WHAT IS EXPECTED:
Your copy must hold all of the data below, unchanged and without images.

GIVEN RECORDS:
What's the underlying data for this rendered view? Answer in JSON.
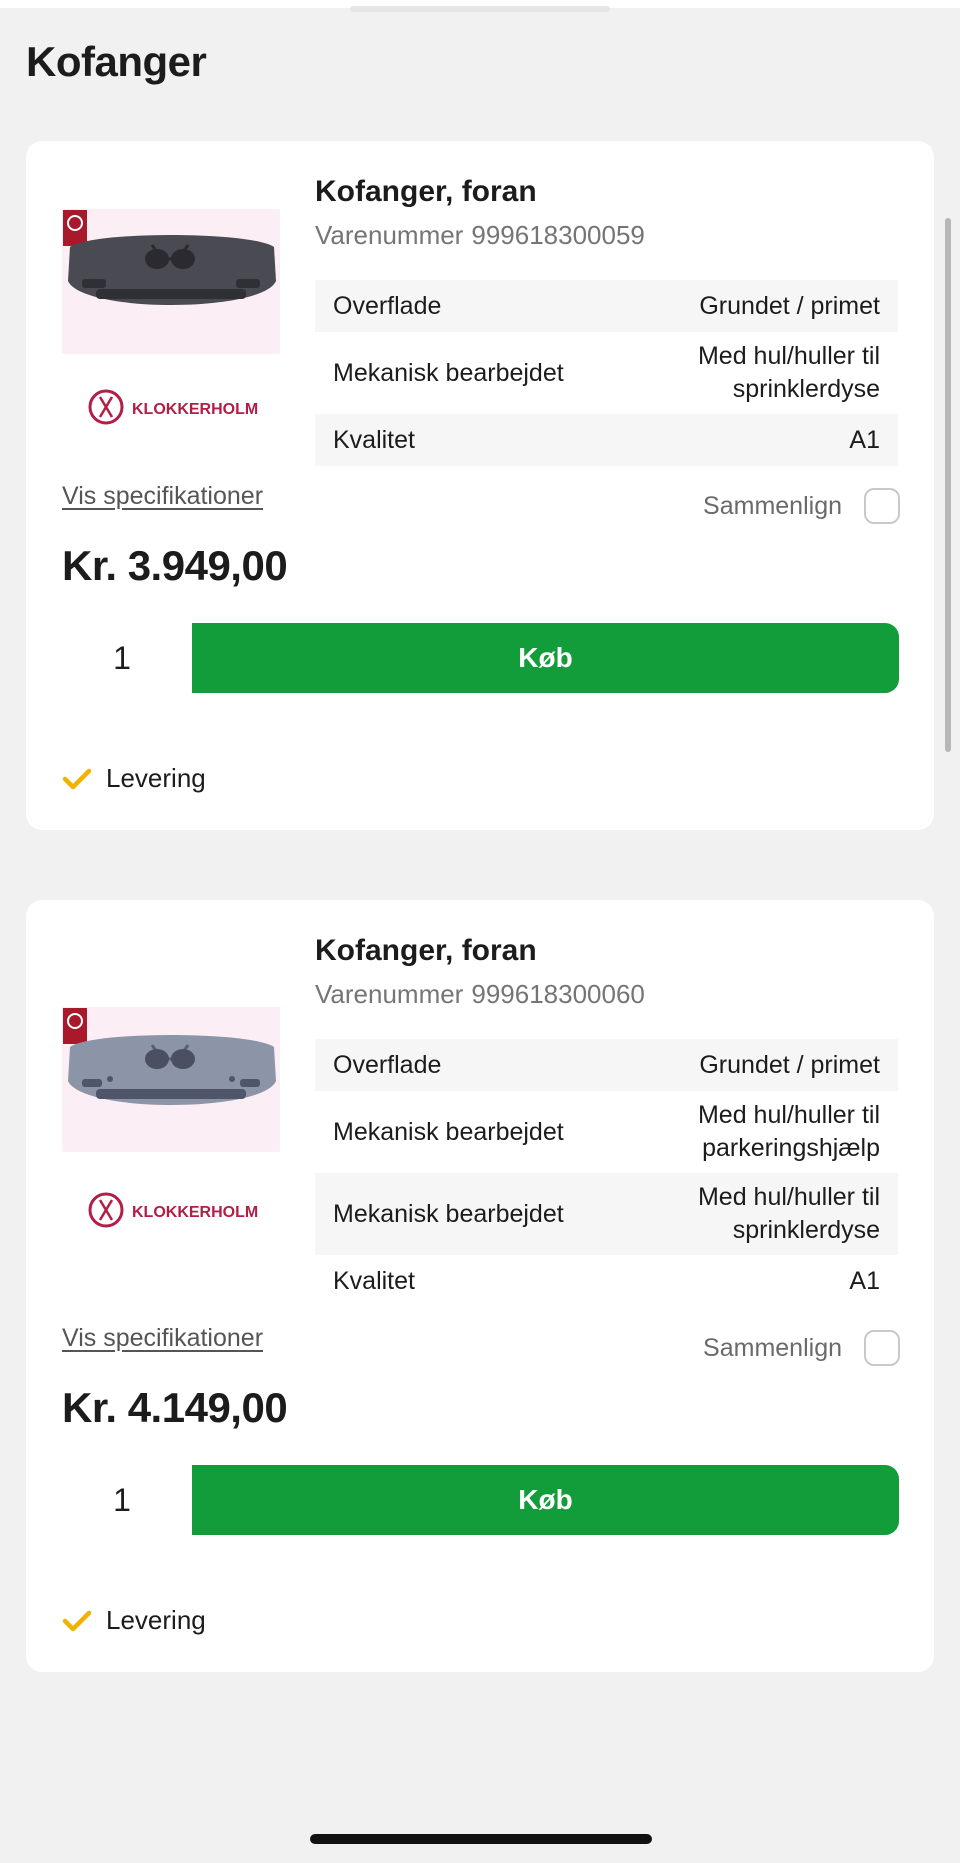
{
  "page": {
    "title": "Kofanger"
  },
  "products": [
    {
      "title": "Kofanger, foran",
      "sku_label": "Varenummer",
      "sku": "999618300059",
      "brand": "KLOKKERHOLM",
      "specs": [
        {
          "label": "Overflade",
          "value": "Grundet / primet"
        },
        {
          "label": "Mekanisk bearbejdet",
          "value_lines": [
            "Med hul/huller til",
            "sprinklerdyse"
          ]
        },
        {
          "label": "Kvalitet",
          "value": "A1"
        }
      ],
      "spec_link": "Vis specifikationer",
      "compare_label": "Sammenlign",
      "compare_checked": false,
      "price": "Kr. 3.949,00",
      "quantity": "1",
      "buy_label": "Køb",
      "delivery_label": "Levering",
      "image_color": "#4a4a52"
    },
    {
      "title": "Kofanger, foran",
      "sku_label": "Varenummer",
      "sku": "999618300060",
      "brand": "KLOKKERHOLM",
      "specs": [
        {
          "label": "Overflade",
          "value": "Grundet / primet"
        },
        {
          "label": "Mekanisk bearbejdet",
          "value_lines": [
            "Med hul/huller til",
            "parkeringshjælp"
          ]
        },
        {
          "label": "Mekanisk bearbejdet",
          "value_lines": [
            "Med hul/huller til",
            "sprinklerdyse"
          ]
        },
        {
          "label": "Kvalitet",
          "value": "A1"
        }
      ],
      "spec_link": "Vis specifikationer",
      "compare_label": "Sammenlign",
      "compare_checked": false,
      "price": "Kr. 4.149,00",
      "quantity": "1",
      "buy_label": "Køb",
      "delivery_label": "Levering",
      "image_color": "#8c95a8"
    }
  ],
  "colors": {
    "buy_button": "#139c3a",
    "check_icon": "#f2b300",
    "brand": "#b21e45",
    "background": "#f1f1f1"
  }
}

TASK SOLUTION:
What's the underlying data for this rendered view? Answer in JSON.
{
  "page": {
    "title": "Kofanger"
  },
  "products": [
    {
      "title": "Kofanger, foran",
      "sku_label": "Varenummer",
      "sku": "999618300059",
      "brand": "KLOKKERHOLM",
      "specs": [
        {
          "label": "Overflade",
          "value": "Grundet / primet"
        },
        {
          "label": "Mekanisk bearbejdet",
          "value_lines": [
            "Med hul/huller til",
            "sprinklerdyse"
          ]
        },
        {
          "label": "Kvalitet",
          "value": "A1"
        }
      ],
      "spec_link": "Vis specifikationer",
      "compare_label": "Sammenlign",
      "compare_checked": false,
      "price": "Kr. 3.949,00",
      "quantity": "1",
      "buy_label": "Køb",
      "delivery_label": "Levering",
      "image_color": "#4a4a52"
    },
    {
      "title": "Kofanger, foran",
      "sku_label": "Varenummer",
      "sku": "999618300060",
      "brand": "KLOKKERHOLM",
      "specs": [
        {
          "label": "Overflade",
          "value": "Grundet / primet"
        },
        {
          "label": "Mekanisk bearbejdet",
          "value_lines": [
            "Med hul/huller til",
            "parkeringshjælp"
          ]
        },
        {
          "label": "Mekanisk bearbejdet",
          "value_lines": [
            "Med hul/huller til",
            "sprinklerdyse"
          ]
        },
        {
          "label": "Kvalitet",
          "value": "A1"
        }
      ],
      "spec_link": "Vis specifikationer",
      "compare_label": "Sammenlign",
      "compare_checked": false,
      "price": "Kr. 4.149,00",
      "quantity": "1",
      "buy_label": "Køb",
      "delivery_label": "Levering",
      "image_color": "#8c95a8"
    }
  ],
  "colors": {
    "buy_button": "#139c3a",
    "check_icon": "#f2b300",
    "brand": "#b21e45",
    "background": "#f1f1f1"
  }
}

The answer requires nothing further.